▸ **Problem statement**: Reproduce every line of the listing as written, apart from the pictures.

▸ **Supplied data**:

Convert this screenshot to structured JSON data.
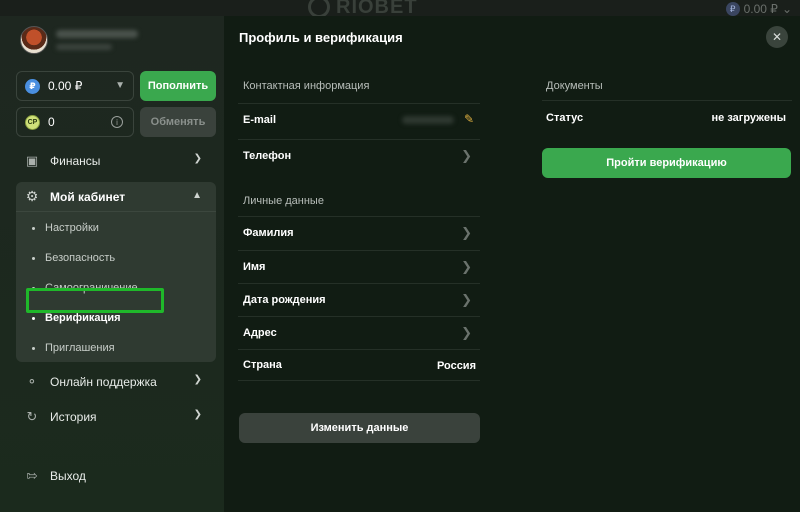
{
  "background": {
    "logo_text": "RIOBET",
    "balance": "0.00 ₽"
  },
  "sidebar": {
    "balance_value": "0.00 ₽",
    "rub_symbol": "₽",
    "cp_value": "0",
    "cp_symbol": "CP",
    "deposit_label": "Пополнить",
    "exchange_label": "Обменять",
    "nav": {
      "finance": "Финансы",
      "cabinet": "Мой кабинет",
      "support": "Онлайн поддержка",
      "history": "История",
      "logout": "Выход"
    },
    "cabinet_items": [
      {
        "label": "Настройки"
      },
      {
        "label": "Безопасность"
      },
      {
        "label": "Самоограничение"
      },
      {
        "label": "Верификация"
      },
      {
        "label": "Приглашения"
      }
    ]
  },
  "main": {
    "title": "Профиль и верификация",
    "contact_section": "Контактная информация",
    "personal_section": "Личные данные",
    "documents_section": "Документы",
    "contact_rows": [
      {
        "label": "E-mail"
      },
      {
        "label": "Телефон"
      }
    ],
    "personal_rows": [
      {
        "label": "Фамилия"
      },
      {
        "label": "Имя"
      },
      {
        "label": "Дата рождения"
      },
      {
        "label": "Адрес"
      },
      {
        "label": "Страна",
        "value": "Россия"
      }
    ],
    "documents": {
      "status_label": "Статус",
      "status_value": "не загружены"
    },
    "verify_button": "Пройти верификацию",
    "change_button": "Изменить данные"
  },
  "colors": {
    "accent_green": "#3aa84e",
    "highlight_green": "#1fb82a",
    "pencil_yellow": "#e0b040"
  }
}
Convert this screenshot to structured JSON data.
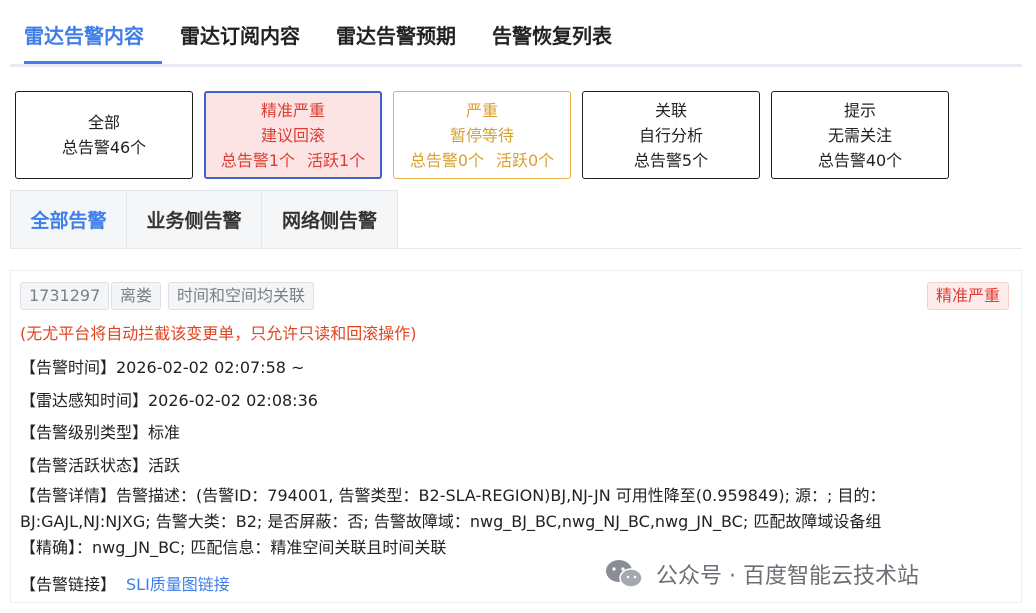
{
  "top_tabs": [
    {
      "label": "雷达告警内容",
      "active": true
    },
    {
      "label": "雷达订阅内容",
      "active": false
    },
    {
      "label": "雷达告警预期",
      "active": false
    },
    {
      "label": "告警恢复列表",
      "active": false
    }
  ],
  "filter_cards": [
    {
      "line1": "全部",
      "line2": "总告警46个"
    },
    {
      "line1": "精准严重",
      "line2": "建议回滚",
      "stat1": "总告警1个",
      "stat2": "活跃1个"
    },
    {
      "line1": "严重",
      "line2": "暂停等待",
      "stat1": "总告警0个",
      "stat2": "活跃0个"
    },
    {
      "line1": "关联",
      "line2": "自行分析",
      "line3": "总告警5个"
    },
    {
      "line1": "提示",
      "line2": "无需关注",
      "line3": "总告警40个"
    }
  ],
  "sub_tabs": [
    {
      "label": "全部告警",
      "active": true
    },
    {
      "label": "业务侧告警",
      "active": false
    },
    {
      "label": "网络侧告警",
      "active": false
    }
  ],
  "alert": {
    "tags": [
      "1731297",
      "离娄",
      "时间和空间均关联"
    ],
    "level": "精准严重",
    "warning": "(无尤平台将自动拦截该变更单，只允许只读和回滚操作)",
    "alarm_time": "【告警时间】2026-02-02 02:07:58 ~",
    "radar_time": "【雷达感知时间】2026-02-02 02:08:36",
    "level_type": "【告警级别类型】标准",
    "active_state": "【告警活跃状态】活跃",
    "detail_lines": [
      "【告警详情】告警描述：(告警ID：794001, 告警类型：B2-SLA-REGION)BJ,NJ-JN 可用性降至(0.959849); 源：; 目的：",
      "BJ:GAJL,NJ:NJXG; 告警大类：B2; 是否屏蔽：否; 告警故障域：nwg_BJ_BC,nwg_NJ_BC,nwg_JN_BC; 匹配故障域设备组",
      "【精确】：nwg_JN_BC; 匹配信息：精准空间关联且时间关联"
    ],
    "link_label": "【告警链接】",
    "link_text": "SLI质量图链接"
  },
  "watermark": {
    "text": "公众号 · 百度智能云技术站",
    "icon": "wechat-icon"
  },
  "colors": {
    "accent": "#3f7ee8",
    "danger": "#e03c32",
    "warning": "#d8a02f"
  }
}
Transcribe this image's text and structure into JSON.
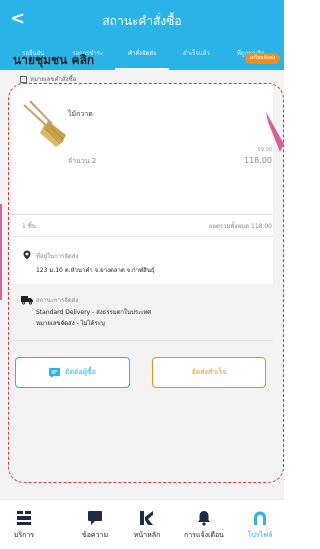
{
  "header": {
    "title": "สถานะคำสั่งซื้อ",
    "back_glyph": "<"
  },
  "tabs": [
    {
      "label": "รอยืนยัน"
    },
    {
      "label": "รอการชำระ"
    },
    {
      "label": "คำสั่งจัดส่ง"
    },
    {
      "label": "สำเร็จแล้ว"
    },
    {
      "label": "ที่ถูกยกเลิก"
    }
  ],
  "order": {
    "shop_name": "นายชุมชน คลิก",
    "status_badge": "เตรียมจัดส่ง",
    "order_number_label": "หมายเลขคำสั่งซื้อ",
    "product_name": "ไม้กวาด",
    "quantity": "จำนวน 2",
    "price_original": "59.00",
    "price": "118.00",
    "item_count": "1 ชิ้น",
    "total": "ยอดรวมทั้งหมด 118.00"
  },
  "address": {
    "label": "ที่อยู่ในการจัดส่ง",
    "text": "123 ม.10 ต.หัวนาคำ จ.ยางตลาด จ.กาฬสินธุ์"
  },
  "shipping": {
    "label": "สถานะการจัดส่ง",
    "method": "Standard Delivery - ส่งธรรมดาในประเทศ",
    "tracking": "หมายเลขจัดส่ง - ไม่ได้ระบุ"
  },
  "buttons": {
    "contact": "ติดต่อผู้ซื้อ",
    "ship": "จัดส่งสำเร็จ"
  },
  "nav": [
    {
      "label": "บริการ",
      "icon": "services-icon"
    },
    {
      "label": "ข้อความ",
      "icon": "message-icon"
    },
    {
      "label": "หน้าหลัก",
      "icon": "home-icon"
    },
    {
      "label": "การแจ้งเตือน",
      "icon": "bell-icon"
    },
    {
      "label": "โปรไฟล์",
      "icon": "profile-icon"
    }
  ],
  "colors": {
    "accent": "#29b3e6",
    "orange": "#f28c1b",
    "annotation": "#d13a3a"
  }
}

▸ **Answer area**:
Convert this screenshot to structured JSON data.
{
  "background": {
    "logo_text": "RIOBET",
    "balance": "0.00 ₽"
  },
  "sidebar": {
    "balance_value": "0.00 ₽",
    "rub_symbol": "₽",
    "cp_value": "0",
    "cp_symbol": "CP",
    "deposit_label": "Пополнить",
    "exchange_label": "Обменять",
    "nav": {
      "finance": "Финансы",
      "cabinet": "Мой кабинет",
      "support": "Онлайн поддержка",
      "history": "История",
      "logout": "Выход"
    },
    "cabinet_items": [
      {
        "label": "Настройки"
      },
      {
        "label": "Безопасность"
      },
      {
        "label": "Самоограничение"
      },
      {
        "label": "Верификация"
      },
      {
        "label": "Приглашения"
      }
    ]
  },
  "main": {
    "title": "Профиль и верификация",
    "contact_section": "Контактная информация",
    "personal_section": "Личные данные",
    "documents_section": "Документы",
    "contact_rows": [
      {
        "label": "E-mail"
      },
      {
        "label": "Телефон"
      }
    ],
    "personal_rows": [
      {
        "label": "Фамилия"
      },
      {
        "label": "Имя"
      },
      {
        "label": "Дата рождения"
      },
      {
        "label": "Адрес"
      },
      {
        "label": "Страна",
        "value": "Россия"
      }
    ],
    "documents": {
      "status_label": "Статус",
      "status_value": "не загружены"
    },
    "verify_button": "Пройти верификацию",
    "change_button": "Изменить данные"
  },
  "colors": {
    "accent_green": "#3aa84e",
    "highlight_green": "#1fb82a",
    "pencil_yellow": "#e0b040"
  }
}
Convert this screenshot to structured JSON data.
{
  "top_tabs": [
    {
      "label": "雷达告警内容",
      "active": true
    },
    {
      "label": "雷达订阅内容",
      "active": false
    },
    {
      "label": "雷达告警预期",
      "active": false
    },
    {
      "label": "告警恢复列表",
      "active": false
    }
  ],
  "filter_cards": [
    {
      "line1": "全部",
      "line2": "总告警46个"
    },
    {
      "line1": "精准严重",
      "line2": "建议回滚",
      "stat1": "总告警1个",
      "stat2": "活跃1个"
    },
    {
      "line1": "严重",
      "line2": "暂停等待",
      "stat1": "总告警0个",
      "stat2": "活跃0个"
    },
    {
      "line1": "关联",
      "line2": "自行分析",
      "line3": "总告警5个"
    },
    {
      "line1": "提示",
      "line2": "无需关注",
      "line3": "总告警40个"
    }
  ],
  "sub_tabs": [
    {
      "label": "全部告警",
      "active": true
    },
    {
      "label": "业务侧告警",
      "active": false
    },
    {
      "label": "网络侧告警",
      "active": false
    }
  ],
  "alert": {
    "tags": [
      "1731297",
      "离娄",
      "时间和空间均关联"
    ],
    "level": "精准严重",
    "warning": "(无尤平台将自动拦截该变更单，只允许只读和回滚操作)",
    "alarm_time": "【告警时间】2026-02-02 02:07:58 ~",
    "radar_time": "【雷达感知时间】2026-02-02 02:08:36",
    "level_type": "【告警级别类型】标准",
    "active_state": "【告警活跃状态】活跃",
    "detail_lines": [
      "【告警详情】告警描述：(告警ID：794001, 告警类型：B2-SLA-REGION)BJ,NJ-JN 可用性降至(0.959849); 源：; 目的：",
      "BJ:GAJL,NJ:NJXG; 告警大类：B2; 是否屏蔽：否; 告警故障域：nwg_BJ_BC,nwg_NJ_BC,nwg_JN_BC; 匹配故障域设备组",
      "【精确】：nwg_JN_BC; 匹配信息：精准空间关联且时间关联"
    ],
    "link_label": "【告警链接】",
    "link_text": "SLI质量图链接"
  },
  "watermark": {
    "text": "公众号 · 百度智能云技术站",
    "icon": "wechat-icon"
  },
  "colors": {
    "accent": "#3f7ee8",
    "danger": "#e03c32",
    "warning": "#d8a02f"
  }
}
Transcribe this image's text and structure into JSON.
{
  "header": {
    "title": "สถานะคำสั่งซื้อ",
    "back_glyph": "<"
  },
  "tabs": [
    {
      "label": "รอยืนยัน"
    },
    {
      "label": "รอการชำระ"
    },
    {
      "label": "คำสั่งจัดส่ง"
    },
    {
      "label": "สำเร็จแล้ว"
    },
    {
      "label": "ที่ถูกยกเลิก"
    }
  ],
  "order": {
    "shop_name": "นายชุมชน คลิก",
    "status_badge": "เตรียมจัดส่ง",
    "order_number_label": "หมายเลขคำสั่งซื้อ",
    "product_name": "ไม้กวาด",
    "quantity": "จำนวน 2",
    "price_original": "59.00",
    "price": "118.00",
    "item_count": "1 ชิ้น",
    "total": "ยอดรวมทั้งหมด 118.00"
  },
  "address": {
    "label": "ที่อยู่ในการจัดส่ง",
    "text": "123 ม.10 ต.หัวนาคำ จ.ยางตลาด จ.กาฬสินธุ์"
  },
  "shipping": {
    "label": "สถานะการจัดส่ง",
    "method": "Standard Delivery - ส่งธรรมดาในประเทศ",
    "tracking": "หมายเลขจัดส่ง - ไม่ได้ระบุ"
  },
  "buttons": {
    "contact": "ติดต่อผู้ซื้อ",
    "ship": "จัดส่งสำเร็จ"
  },
  "nav": [
    {
      "label": "บริการ",
      "icon": "services-icon"
    },
    {
      "label": "ข้อความ",
      "icon": "message-icon"
    },
    {
      "label": "หน้าหลัก",
      "icon": "home-icon"
    },
    {
      "label": "การแจ้งเตือน",
      "icon": "bell-icon"
    },
    {
      "label": "โปรไฟล์",
      "icon": "profile-icon"
    }
  ],
  "colors": {
    "accent": "#29b3e6",
    "orange": "#f28c1b",
    "annotation": "#d13a3a"
  }
}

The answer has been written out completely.